Whenever a line in the data holds the string "操作成功", pull that line out.

□ □ □ □ □

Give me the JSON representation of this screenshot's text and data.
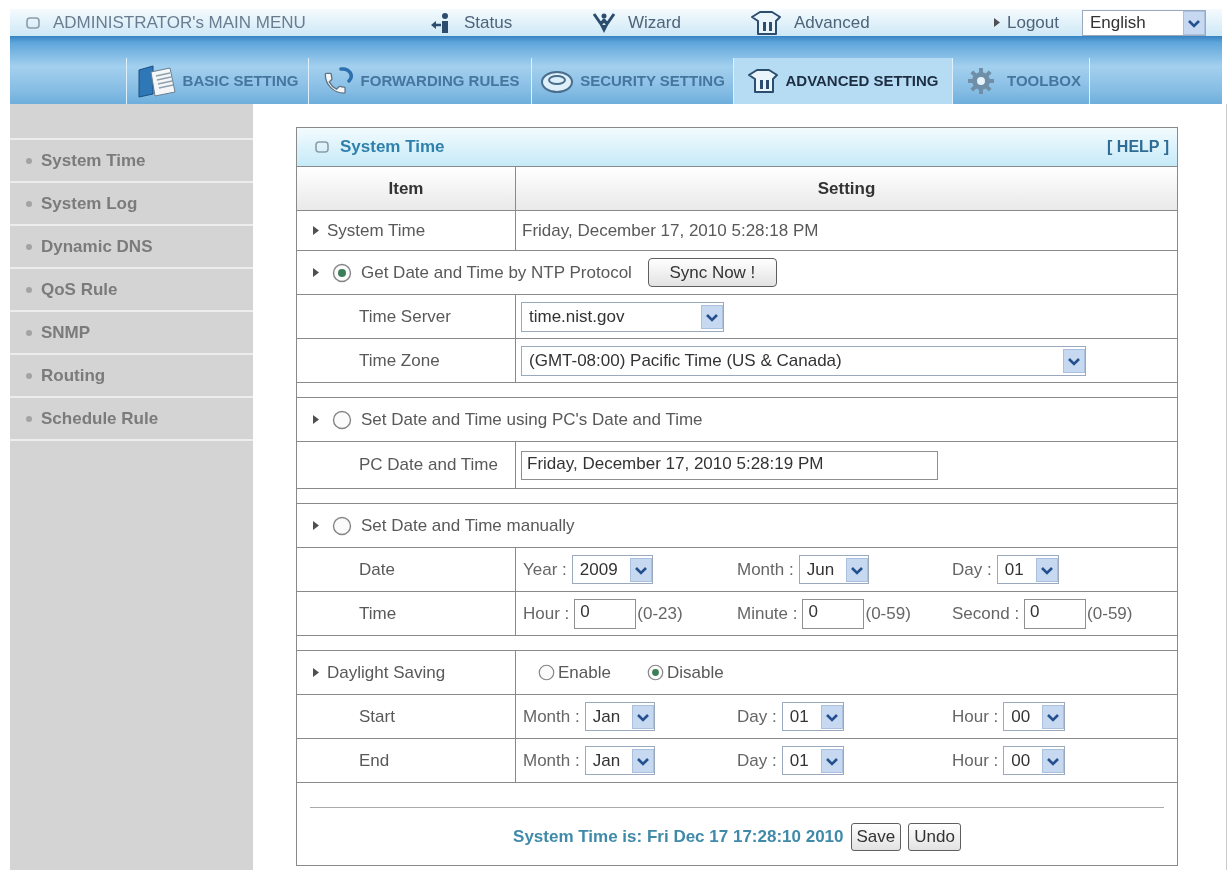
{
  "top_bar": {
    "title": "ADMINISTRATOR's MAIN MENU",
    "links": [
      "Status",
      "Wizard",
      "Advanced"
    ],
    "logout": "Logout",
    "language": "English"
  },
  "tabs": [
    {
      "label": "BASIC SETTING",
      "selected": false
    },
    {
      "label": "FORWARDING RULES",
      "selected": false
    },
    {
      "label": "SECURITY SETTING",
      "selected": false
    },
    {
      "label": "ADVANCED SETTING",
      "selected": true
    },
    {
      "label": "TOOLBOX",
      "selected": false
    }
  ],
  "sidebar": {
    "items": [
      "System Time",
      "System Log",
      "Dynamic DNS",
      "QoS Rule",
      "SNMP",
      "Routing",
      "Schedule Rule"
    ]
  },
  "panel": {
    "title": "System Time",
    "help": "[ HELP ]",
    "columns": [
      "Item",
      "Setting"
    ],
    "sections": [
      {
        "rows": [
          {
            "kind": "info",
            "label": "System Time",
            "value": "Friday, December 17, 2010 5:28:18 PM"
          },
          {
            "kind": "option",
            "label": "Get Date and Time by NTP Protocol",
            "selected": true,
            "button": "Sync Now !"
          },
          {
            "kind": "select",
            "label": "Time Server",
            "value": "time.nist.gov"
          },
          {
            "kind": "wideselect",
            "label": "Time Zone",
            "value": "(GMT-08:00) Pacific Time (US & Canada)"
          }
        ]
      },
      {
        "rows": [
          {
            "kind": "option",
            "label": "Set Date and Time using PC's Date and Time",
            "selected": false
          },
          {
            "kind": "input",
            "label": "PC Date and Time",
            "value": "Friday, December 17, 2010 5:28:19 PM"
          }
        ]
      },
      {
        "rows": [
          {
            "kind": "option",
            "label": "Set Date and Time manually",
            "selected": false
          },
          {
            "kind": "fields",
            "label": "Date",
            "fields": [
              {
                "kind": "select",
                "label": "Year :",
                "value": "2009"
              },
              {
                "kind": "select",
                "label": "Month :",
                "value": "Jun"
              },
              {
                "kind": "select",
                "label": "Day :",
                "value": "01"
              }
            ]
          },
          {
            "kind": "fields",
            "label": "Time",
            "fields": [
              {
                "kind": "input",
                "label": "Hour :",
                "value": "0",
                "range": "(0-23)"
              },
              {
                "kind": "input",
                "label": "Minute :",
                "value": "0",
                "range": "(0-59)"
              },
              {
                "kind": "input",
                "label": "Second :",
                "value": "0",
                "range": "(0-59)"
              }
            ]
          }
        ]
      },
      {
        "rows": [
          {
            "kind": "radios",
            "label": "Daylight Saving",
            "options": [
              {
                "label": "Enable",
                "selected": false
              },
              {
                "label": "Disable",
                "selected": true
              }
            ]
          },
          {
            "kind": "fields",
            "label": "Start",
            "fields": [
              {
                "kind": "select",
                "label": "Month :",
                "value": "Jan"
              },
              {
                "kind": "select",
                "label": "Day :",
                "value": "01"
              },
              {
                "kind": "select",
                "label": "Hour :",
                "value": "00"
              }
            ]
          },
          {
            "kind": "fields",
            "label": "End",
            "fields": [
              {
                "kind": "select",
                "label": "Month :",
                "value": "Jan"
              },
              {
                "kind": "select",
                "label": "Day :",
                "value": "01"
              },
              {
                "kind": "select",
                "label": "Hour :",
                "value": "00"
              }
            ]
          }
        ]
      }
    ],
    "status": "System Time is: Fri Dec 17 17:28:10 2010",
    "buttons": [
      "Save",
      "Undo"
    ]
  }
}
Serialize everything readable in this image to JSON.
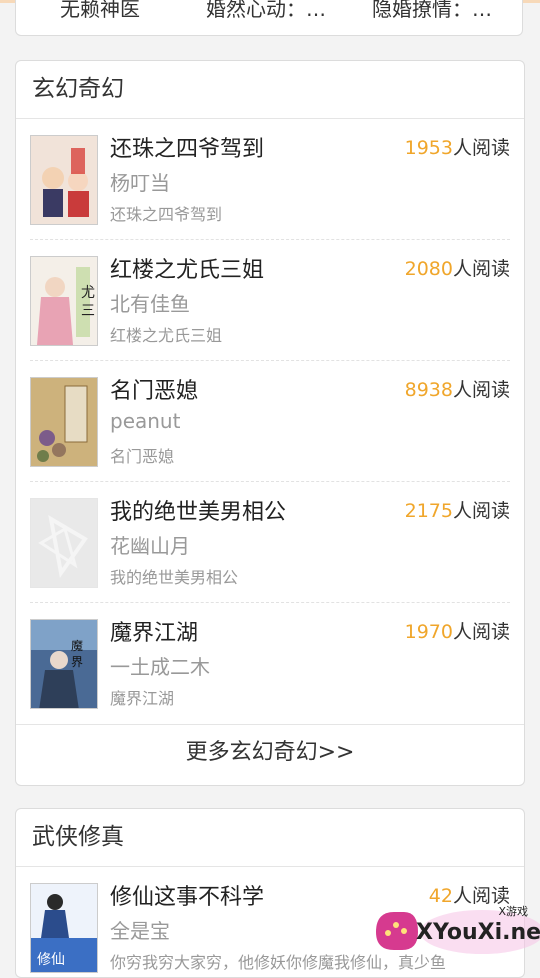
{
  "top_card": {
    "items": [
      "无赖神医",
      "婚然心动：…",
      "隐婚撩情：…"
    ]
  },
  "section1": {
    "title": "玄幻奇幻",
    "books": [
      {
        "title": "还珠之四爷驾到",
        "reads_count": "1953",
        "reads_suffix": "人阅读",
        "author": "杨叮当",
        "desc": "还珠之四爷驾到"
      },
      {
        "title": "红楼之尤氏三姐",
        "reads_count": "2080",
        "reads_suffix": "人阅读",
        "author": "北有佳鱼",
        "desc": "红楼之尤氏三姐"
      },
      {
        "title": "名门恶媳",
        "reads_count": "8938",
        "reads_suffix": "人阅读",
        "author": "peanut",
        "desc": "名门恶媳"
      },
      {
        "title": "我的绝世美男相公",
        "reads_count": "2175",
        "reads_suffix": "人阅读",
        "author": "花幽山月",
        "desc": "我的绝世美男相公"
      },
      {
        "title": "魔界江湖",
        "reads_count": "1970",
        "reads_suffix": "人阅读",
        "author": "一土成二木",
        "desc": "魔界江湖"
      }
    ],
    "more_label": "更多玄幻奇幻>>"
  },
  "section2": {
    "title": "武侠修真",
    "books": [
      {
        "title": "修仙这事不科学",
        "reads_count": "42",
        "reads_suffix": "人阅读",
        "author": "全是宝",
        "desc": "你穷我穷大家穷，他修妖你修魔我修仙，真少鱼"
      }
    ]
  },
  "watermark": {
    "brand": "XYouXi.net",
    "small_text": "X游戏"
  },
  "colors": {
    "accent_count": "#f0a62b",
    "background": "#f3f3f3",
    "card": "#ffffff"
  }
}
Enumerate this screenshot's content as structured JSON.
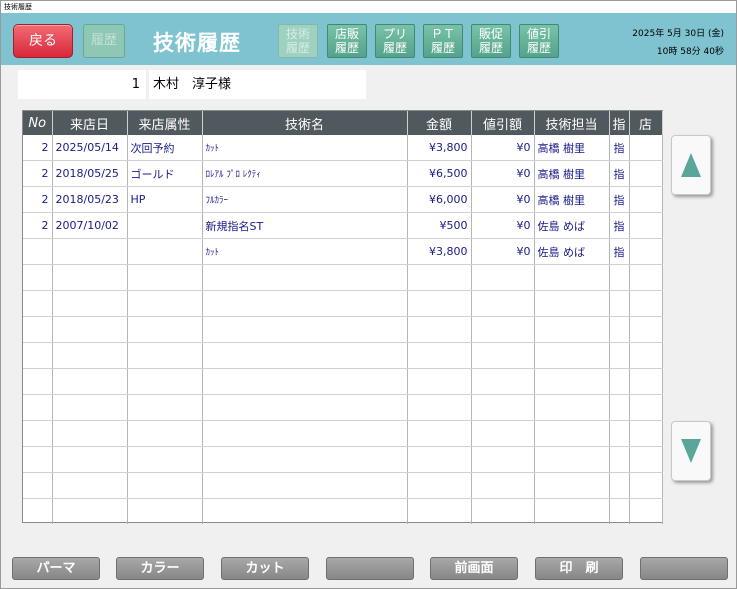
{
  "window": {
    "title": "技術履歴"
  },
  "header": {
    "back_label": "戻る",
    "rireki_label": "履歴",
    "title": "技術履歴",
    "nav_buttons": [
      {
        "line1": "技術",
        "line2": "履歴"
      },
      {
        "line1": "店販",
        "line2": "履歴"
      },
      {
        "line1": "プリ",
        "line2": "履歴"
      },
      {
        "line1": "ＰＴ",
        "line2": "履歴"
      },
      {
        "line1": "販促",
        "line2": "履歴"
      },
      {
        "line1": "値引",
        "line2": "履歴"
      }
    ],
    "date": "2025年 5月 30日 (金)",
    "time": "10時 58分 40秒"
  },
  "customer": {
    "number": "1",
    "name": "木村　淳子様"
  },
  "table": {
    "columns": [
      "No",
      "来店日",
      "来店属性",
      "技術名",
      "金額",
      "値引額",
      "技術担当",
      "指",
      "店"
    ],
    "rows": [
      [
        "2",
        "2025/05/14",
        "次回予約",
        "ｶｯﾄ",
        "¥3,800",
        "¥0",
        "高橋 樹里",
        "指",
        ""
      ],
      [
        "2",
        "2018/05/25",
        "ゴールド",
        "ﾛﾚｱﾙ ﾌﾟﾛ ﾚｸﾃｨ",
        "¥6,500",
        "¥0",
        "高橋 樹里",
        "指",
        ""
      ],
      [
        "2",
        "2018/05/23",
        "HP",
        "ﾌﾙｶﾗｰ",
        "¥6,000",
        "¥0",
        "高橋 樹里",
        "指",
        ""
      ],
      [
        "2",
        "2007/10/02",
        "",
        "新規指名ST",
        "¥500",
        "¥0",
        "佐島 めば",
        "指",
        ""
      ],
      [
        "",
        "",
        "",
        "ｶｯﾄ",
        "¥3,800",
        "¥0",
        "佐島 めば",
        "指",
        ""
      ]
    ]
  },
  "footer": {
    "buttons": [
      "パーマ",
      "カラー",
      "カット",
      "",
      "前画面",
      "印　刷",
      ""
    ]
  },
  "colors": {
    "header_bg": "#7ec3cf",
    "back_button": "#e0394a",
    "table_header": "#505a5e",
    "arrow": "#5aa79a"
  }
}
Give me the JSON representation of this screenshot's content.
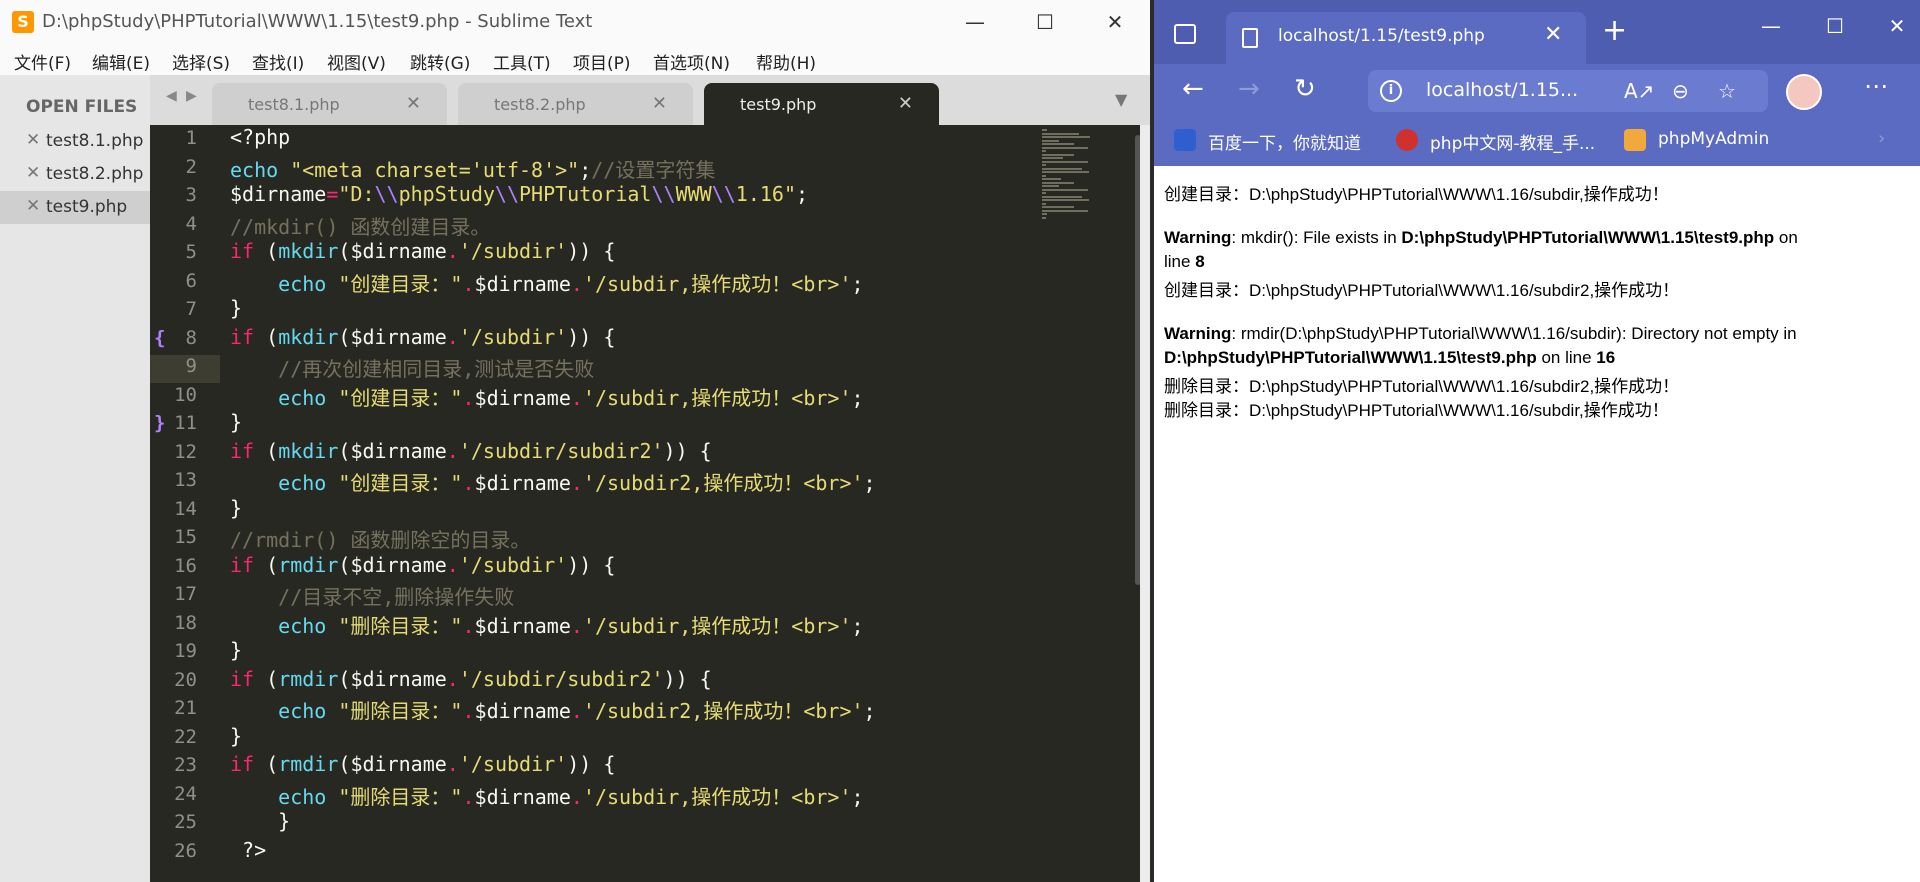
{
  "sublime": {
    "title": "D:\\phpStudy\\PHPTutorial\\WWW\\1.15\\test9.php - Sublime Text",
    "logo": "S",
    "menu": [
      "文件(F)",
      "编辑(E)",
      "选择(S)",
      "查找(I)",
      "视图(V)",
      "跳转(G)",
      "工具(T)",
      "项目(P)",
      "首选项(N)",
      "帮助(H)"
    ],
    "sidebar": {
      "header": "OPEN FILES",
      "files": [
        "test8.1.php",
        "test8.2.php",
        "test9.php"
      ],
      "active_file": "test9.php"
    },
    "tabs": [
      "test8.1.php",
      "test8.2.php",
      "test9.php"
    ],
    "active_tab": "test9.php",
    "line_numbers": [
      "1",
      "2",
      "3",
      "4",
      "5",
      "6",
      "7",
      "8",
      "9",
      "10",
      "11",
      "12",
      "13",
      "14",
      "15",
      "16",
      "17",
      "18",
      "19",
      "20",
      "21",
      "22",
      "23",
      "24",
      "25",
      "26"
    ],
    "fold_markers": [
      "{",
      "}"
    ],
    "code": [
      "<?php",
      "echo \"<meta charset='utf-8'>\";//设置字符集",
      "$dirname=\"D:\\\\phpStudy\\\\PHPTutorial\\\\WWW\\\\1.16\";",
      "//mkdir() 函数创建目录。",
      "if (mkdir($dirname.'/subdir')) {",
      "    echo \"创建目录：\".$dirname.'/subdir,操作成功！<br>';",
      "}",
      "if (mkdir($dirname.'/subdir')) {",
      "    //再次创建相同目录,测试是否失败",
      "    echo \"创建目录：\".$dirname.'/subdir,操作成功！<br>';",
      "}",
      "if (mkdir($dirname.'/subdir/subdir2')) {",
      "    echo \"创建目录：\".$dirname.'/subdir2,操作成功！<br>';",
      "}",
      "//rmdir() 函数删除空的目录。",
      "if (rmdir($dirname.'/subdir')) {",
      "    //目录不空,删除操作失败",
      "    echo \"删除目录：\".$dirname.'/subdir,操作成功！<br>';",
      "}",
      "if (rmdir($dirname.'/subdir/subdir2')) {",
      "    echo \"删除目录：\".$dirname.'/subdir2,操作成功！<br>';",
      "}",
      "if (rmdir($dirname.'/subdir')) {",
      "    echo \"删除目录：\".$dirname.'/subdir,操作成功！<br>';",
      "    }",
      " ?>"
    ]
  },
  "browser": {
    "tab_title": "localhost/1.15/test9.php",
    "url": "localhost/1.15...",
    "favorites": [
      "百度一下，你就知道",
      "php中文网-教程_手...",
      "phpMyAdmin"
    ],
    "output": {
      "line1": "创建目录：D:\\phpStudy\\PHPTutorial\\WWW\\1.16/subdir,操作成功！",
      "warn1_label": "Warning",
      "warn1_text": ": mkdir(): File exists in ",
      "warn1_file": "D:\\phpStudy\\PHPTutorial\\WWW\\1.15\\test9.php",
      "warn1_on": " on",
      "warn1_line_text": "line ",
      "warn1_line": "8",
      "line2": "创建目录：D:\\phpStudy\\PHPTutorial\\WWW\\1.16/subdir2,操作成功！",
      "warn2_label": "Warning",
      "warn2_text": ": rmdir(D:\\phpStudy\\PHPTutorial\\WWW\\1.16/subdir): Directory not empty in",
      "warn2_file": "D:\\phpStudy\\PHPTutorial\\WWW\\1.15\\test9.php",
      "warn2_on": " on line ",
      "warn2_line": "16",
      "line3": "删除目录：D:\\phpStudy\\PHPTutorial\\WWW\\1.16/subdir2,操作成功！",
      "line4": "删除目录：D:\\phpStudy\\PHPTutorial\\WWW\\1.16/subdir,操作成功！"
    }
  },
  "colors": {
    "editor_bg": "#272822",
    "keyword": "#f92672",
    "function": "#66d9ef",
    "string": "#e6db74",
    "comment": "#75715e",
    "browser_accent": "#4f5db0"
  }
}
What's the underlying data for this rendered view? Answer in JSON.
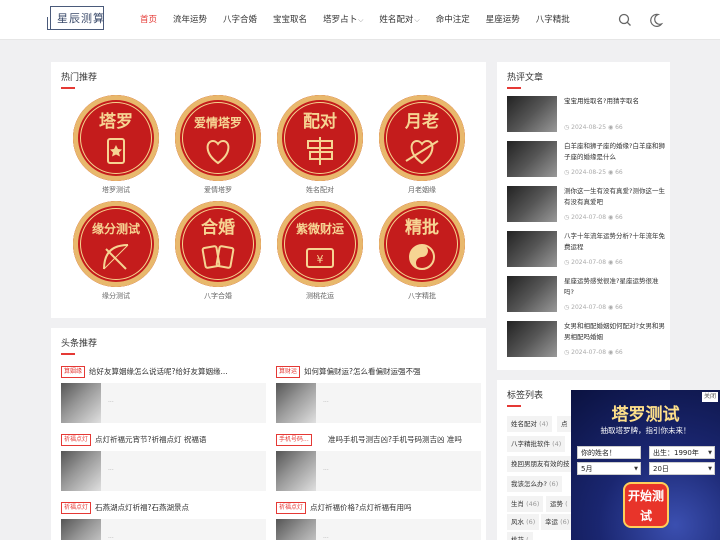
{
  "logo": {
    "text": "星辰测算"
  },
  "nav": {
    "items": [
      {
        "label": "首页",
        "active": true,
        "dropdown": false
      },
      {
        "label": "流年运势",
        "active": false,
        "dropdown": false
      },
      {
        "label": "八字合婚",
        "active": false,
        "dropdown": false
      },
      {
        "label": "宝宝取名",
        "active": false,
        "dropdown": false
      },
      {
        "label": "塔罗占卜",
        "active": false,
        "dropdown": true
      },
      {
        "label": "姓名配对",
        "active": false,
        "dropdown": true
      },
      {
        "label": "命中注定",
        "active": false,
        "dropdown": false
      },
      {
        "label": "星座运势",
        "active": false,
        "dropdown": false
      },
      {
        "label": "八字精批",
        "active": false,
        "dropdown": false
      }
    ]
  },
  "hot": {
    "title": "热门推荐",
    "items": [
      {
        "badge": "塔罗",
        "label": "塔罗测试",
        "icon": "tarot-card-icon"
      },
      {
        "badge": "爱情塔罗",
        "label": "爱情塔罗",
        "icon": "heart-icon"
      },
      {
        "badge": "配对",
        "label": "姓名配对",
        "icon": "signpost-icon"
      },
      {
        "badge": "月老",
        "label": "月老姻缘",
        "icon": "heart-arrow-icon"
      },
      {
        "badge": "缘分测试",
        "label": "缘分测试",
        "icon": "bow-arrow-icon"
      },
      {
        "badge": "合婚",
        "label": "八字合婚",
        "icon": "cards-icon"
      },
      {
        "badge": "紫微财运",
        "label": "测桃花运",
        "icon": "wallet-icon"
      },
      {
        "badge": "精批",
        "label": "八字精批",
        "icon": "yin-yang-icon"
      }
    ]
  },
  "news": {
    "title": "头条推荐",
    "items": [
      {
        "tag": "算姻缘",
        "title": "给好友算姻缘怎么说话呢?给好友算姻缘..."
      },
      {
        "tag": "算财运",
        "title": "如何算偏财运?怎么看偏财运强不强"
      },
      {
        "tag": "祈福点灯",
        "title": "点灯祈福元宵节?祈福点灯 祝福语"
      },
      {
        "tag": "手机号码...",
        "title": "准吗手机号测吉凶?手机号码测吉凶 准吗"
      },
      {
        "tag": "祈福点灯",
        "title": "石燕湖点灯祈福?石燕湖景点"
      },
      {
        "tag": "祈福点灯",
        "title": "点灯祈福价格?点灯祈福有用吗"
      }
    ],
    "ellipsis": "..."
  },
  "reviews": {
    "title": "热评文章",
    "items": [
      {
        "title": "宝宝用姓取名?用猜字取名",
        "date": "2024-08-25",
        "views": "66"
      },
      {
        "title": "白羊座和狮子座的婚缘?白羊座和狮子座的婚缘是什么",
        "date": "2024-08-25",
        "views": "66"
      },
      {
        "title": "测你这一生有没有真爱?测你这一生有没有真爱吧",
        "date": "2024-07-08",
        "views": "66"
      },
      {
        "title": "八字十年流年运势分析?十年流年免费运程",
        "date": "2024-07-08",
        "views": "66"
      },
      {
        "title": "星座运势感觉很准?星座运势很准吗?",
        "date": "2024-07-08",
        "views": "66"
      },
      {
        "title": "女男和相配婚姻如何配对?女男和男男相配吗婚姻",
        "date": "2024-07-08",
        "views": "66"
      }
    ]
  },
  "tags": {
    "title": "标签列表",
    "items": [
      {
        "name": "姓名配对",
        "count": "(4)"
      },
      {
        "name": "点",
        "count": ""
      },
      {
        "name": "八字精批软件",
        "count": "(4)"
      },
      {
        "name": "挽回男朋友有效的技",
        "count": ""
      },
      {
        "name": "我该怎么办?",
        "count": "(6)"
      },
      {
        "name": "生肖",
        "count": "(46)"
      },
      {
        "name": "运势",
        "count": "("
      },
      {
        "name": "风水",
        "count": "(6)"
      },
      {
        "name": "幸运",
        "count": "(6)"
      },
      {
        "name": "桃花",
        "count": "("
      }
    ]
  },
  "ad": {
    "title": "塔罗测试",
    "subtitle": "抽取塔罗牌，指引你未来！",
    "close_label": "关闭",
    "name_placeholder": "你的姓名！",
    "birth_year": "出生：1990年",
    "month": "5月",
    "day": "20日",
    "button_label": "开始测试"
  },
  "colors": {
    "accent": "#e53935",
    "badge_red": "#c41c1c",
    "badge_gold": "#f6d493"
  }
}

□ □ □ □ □

Written answer:
      "    echo \"创建目录：\".$dirname.'/subdir,操作成功！<br>';",
      "    echo \"创建目录：\".$dirname.'/subdir,操作成功！<br>';",
      "    echo \"创建目录：\".$dirname.'/subdir2,操作成功！<br>';",
      "    echo \"删除目录：\".$dirname.'/subdir,操作成功！<br>';",
      "    echo \"删除目录：\".$dirname.'/subdir2,操作成功！<br>';",
      "    echo \"删除目录：\".$dirname.'/subdir,操作成功！<br>';",
      "line1": "创建目录：D:\\phpStudy\\PHPTutorial\\WWW\\1.16/subdir,操作成功！",
      "line2": "创建目录：D:\\phpStudy\\PHPTutorial\\WWW\\1.16/subdir2,操作成功！",
      "line3": "删除目录：D:\\phpStudy\\PHPTutorial\\WWW\\1.16/subdir2,操作成功！",
      "line4": "删除目录：D:\\phpStudy\\PHPTutorial\\WWW\\1.16/subdir,操作成功！"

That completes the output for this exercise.